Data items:
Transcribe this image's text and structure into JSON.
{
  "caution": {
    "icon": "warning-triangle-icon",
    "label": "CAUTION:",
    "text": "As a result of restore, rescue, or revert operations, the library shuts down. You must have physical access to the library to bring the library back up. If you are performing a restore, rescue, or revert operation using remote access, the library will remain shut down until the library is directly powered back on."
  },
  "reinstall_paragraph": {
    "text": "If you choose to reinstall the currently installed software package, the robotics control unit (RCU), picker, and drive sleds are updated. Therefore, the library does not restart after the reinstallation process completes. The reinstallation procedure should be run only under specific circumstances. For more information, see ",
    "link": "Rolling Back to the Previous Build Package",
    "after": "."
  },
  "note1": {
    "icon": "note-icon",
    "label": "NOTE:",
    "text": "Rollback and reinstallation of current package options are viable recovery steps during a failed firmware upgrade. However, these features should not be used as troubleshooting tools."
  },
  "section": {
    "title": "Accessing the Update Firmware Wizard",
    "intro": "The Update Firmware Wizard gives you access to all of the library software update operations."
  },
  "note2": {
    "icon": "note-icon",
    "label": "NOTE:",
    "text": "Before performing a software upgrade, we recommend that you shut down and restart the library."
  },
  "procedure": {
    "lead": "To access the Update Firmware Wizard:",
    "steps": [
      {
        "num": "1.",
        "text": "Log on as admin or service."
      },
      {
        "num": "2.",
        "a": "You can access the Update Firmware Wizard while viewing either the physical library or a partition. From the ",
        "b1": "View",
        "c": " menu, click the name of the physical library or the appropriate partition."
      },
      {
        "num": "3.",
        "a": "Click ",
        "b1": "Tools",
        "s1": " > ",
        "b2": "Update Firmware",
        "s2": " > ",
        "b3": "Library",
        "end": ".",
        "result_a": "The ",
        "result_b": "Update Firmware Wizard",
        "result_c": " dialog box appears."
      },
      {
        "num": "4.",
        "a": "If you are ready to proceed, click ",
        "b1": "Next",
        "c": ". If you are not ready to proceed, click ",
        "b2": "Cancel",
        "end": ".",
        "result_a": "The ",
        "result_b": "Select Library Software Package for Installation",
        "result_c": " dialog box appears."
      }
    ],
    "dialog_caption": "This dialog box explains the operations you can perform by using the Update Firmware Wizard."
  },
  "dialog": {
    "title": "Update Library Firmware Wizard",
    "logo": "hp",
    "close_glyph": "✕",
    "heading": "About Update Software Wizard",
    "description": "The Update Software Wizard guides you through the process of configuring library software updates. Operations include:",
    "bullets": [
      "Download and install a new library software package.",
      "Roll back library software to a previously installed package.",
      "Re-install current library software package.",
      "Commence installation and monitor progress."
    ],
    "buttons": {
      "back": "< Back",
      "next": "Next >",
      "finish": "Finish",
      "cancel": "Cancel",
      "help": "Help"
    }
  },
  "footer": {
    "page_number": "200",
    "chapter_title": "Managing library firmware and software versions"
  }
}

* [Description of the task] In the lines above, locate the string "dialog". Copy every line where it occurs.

* [Reply to the exercise]
        "result_c": " dialog box appears."
        "result_c": " dialog box appears."
    "dialog_caption": "This dialog box explains the operations you can perform by using the Update Firmware Wizard."
  "dialog": {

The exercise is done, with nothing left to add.